Diwali Decor Ideas
A country that celebrates all the countless festivals in full glory, Diwali holds a special place in our hearts. One of the very few festivals celebrated with the same zeal and fervor around the country, Diwali is the diminutive form of Deepawali, which literally means ‘a row of lights’ and celebrates (as we all know from countless retelling in the form of Ram Leela) the homecoming of the God, the King Ram. Over the past few centuries, as our culture evolved, the festival has taken up a life of its own, with its own unique set of traditions, rituals and recipes. When it comes to your home, Diwali comes with a set of must-haves. Here is a small checklist to see if your home is Diwali ready this year.
No Indian festival would ever be right without its requisite amount of flowers. Traditionally the most auspicious form of welcome into a household for kings and guests alike, flower arrangements in the form of Rangoli or just old school flower garlands around the doors are an integral part of our Diwali festivities.
An ode to our heritage rich with art, the Rangoli is a timeless exhibition of our passion for colours, life and dynamism, all of which are synonymous with Diwali. A myriad variety of patterns, each with its unique story and flavour are drawn on the floor to welcome home the gods and guests alike.
Since time immemorial, Diyas or small earthen lamps have become a symbol of the victory of good over evil, of light over darkness. According to folklore, the triumphant return of Lord Ram and Sita to Ayodhya was marked by diyas placed by the people of the kingdom to welcome home their rightful king.
Over the last few decades, Kandils have become another welcome addition to our traditional Diwali festivities. These paper / fabric lanterns are often homemade by the children in the family and are today an integral part of our Diwali home decor.

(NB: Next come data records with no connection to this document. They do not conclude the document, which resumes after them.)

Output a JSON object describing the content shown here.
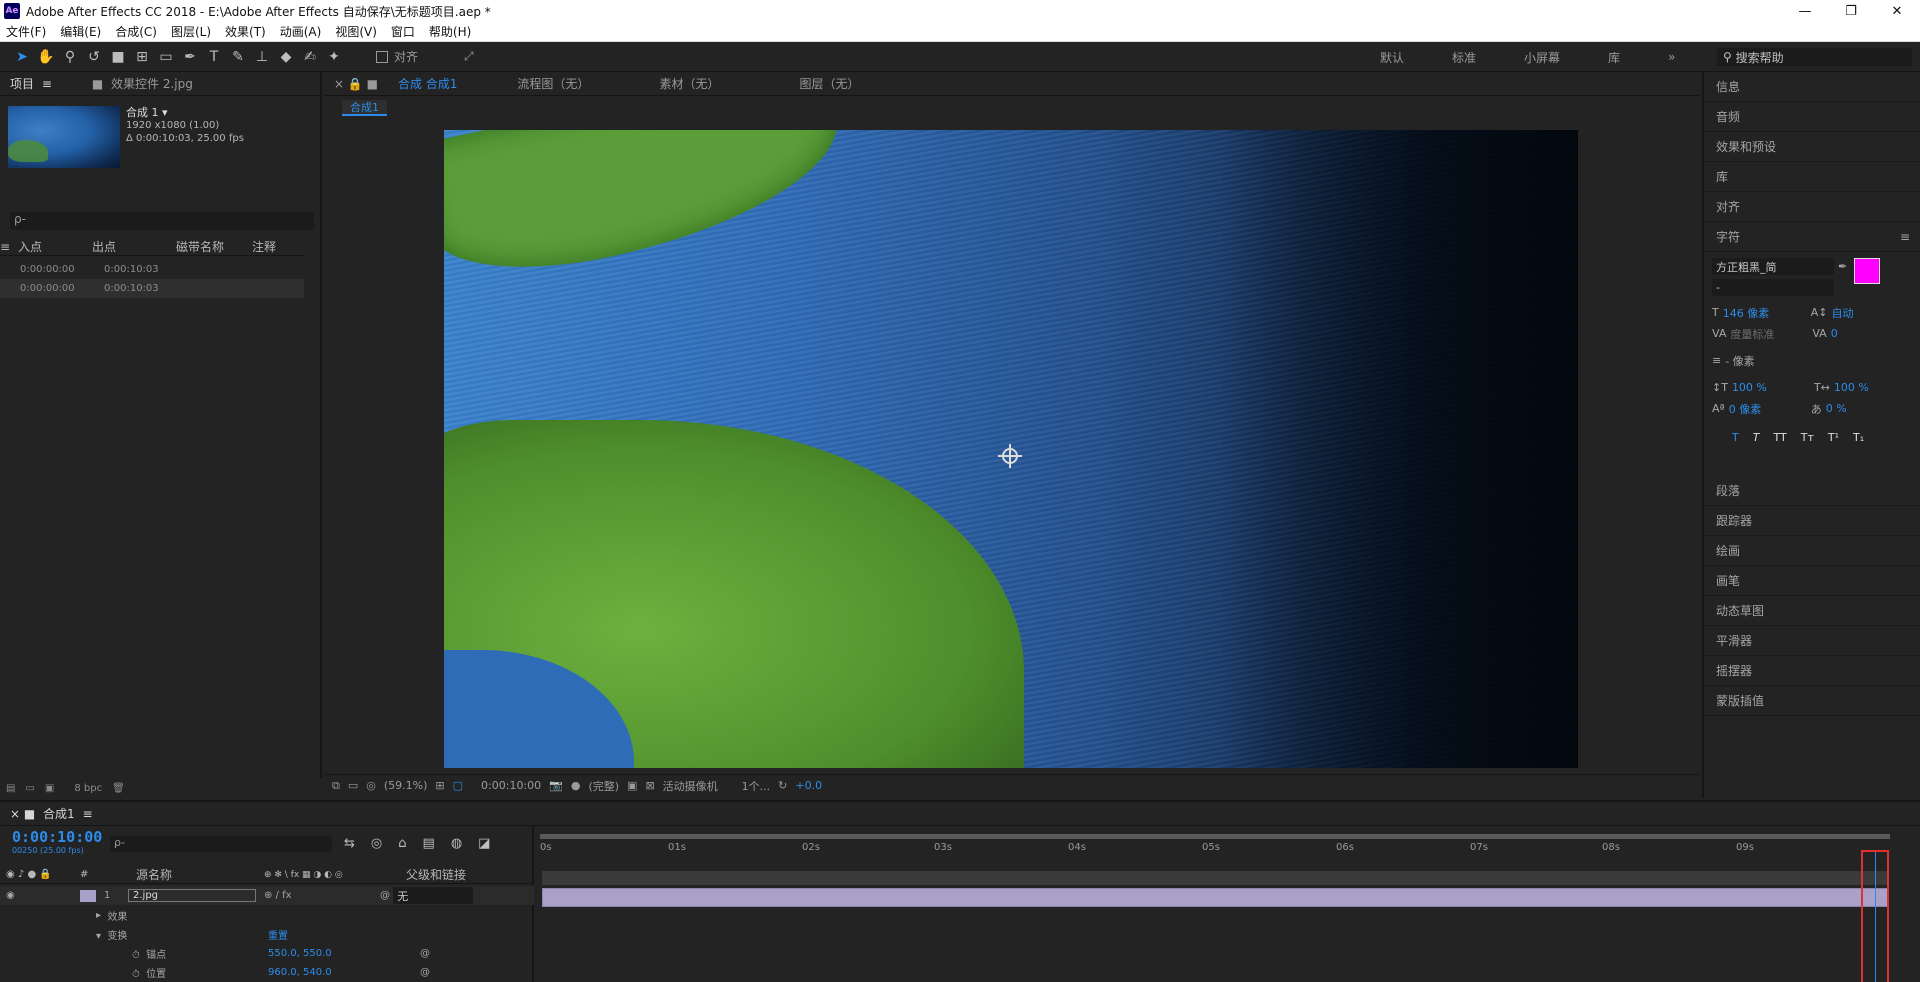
{
  "titlebar": {
    "icon": "Ae",
    "title": "Adobe After Effects CC 2018 - E:\\Adobe After Effects 自动保存\\无标题项目.aep *",
    "minimize": "—",
    "maximize": "❐",
    "close": "✕"
  },
  "menu": [
    "文件(F)",
    "编辑(E)",
    "合成(C)",
    "图层(L)",
    "效果(T)",
    "动画(A)",
    "视图(V)",
    "窗口",
    "帮助(H)"
  ],
  "toolbar": {
    "snap_label": "对齐",
    "workspaces": [
      "默认",
      "标准",
      "小屏幕",
      "库"
    ],
    "more": "»",
    "help_placeholder": "搜索帮助"
  },
  "project": {
    "tabs": [
      "项目",
      "效果控件 2.jpg"
    ],
    "comp_name": "合成 1",
    "comp_res": "1920 x1080 (1.00)",
    "comp_dur": "Δ 0:00:10:03, 25.00 fps",
    "search_icon": "ρ-",
    "headers": [
      "入点",
      "出点",
      "磁带名称",
      "注释"
    ],
    "rows": [
      {
        "in": "0:00:00:00",
        "out": "0:00:10:03"
      },
      {
        "in": "0:00:00:00",
        "out": "0:00:10:03"
      }
    ],
    "bpc": "8 bpc"
  },
  "comp": {
    "tabs": [
      "合成 合成1",
      "流程图（无）",
      "素材（无）",
      "图层（无）"
    ],
    "subtab": "合成1",
    "zoom": "(59.1%)",
    "time": "0:00:10:00",
    "quality": "(完整)",
    "camera": "活动摄像机",
    "views": "1个...",
    "exposure": "+0.0"
  },
  "right": {
    "items_top": [
      "信息",
      "音频",
      "效果和预设",
      "库",
      "对齐",
      "字符"
    ],
    "character": {
      "font": "方正粗黑_简",
      "style": "-",
      "size": "146 像素",
      "leading": "自动",
      "kerning": "度量标准",
      "tracking": "0",
      "stroke": "- 像素",
      "vscale": "100 %",
      "hscale": "100 %",
      "baseline": "0 像素",
      "tsume": "0 %",
      "styles": [
        "T",
        "T",
        "TT",
        "Tт",
        "T¹",
        "T₁"
      ],
      "fill_color": "#ff00ff"
    },
    "items_bottom": [
      "段落",
      "跟踪器",
      "绘画",
      "画笔",
      "动态草图",
      "平滑器",
      "摇摆器",
      "蒙版插值"
    ]
  },
  "timeline": {
    "tab": "合成1",
    "time": "0:00:10:00",
    "frames": "00250 (25.00 fps)",
    "search_icon": "ρ-",
    "headers": [
      "#",
      "源名称",
      "父级和链接"
    ],
    "layer": {
      "index": "1",
      "name": "2.jpg",
      "parent": "无"
    },
    "rows": [
      {
        "label": "效果"
      },
      {
        "label": "变换",
        "value": "重置"
      },
      {
        "label": "锚点",
        "value": "550.0, 550.0"
      },
      {
        "label": "位置",
        "value": "960.0, 540.0"
      }
    ],
    "ruler": [
      "0s",
      "01s",
      "02s",
      "03s",
      "04s",
      "05s",
      "06s",
      "07s",
      "08s",
      "09s"
    ],
    "playhead_fraction": 0.99
  }
}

Sky Lanterns today are fast replacing the loud and polluting crackers as the staple Diwali fanfare. A true sight to behold, Sky Lanterns are lit and released into the air by families together with prayers and supplications for the gods above.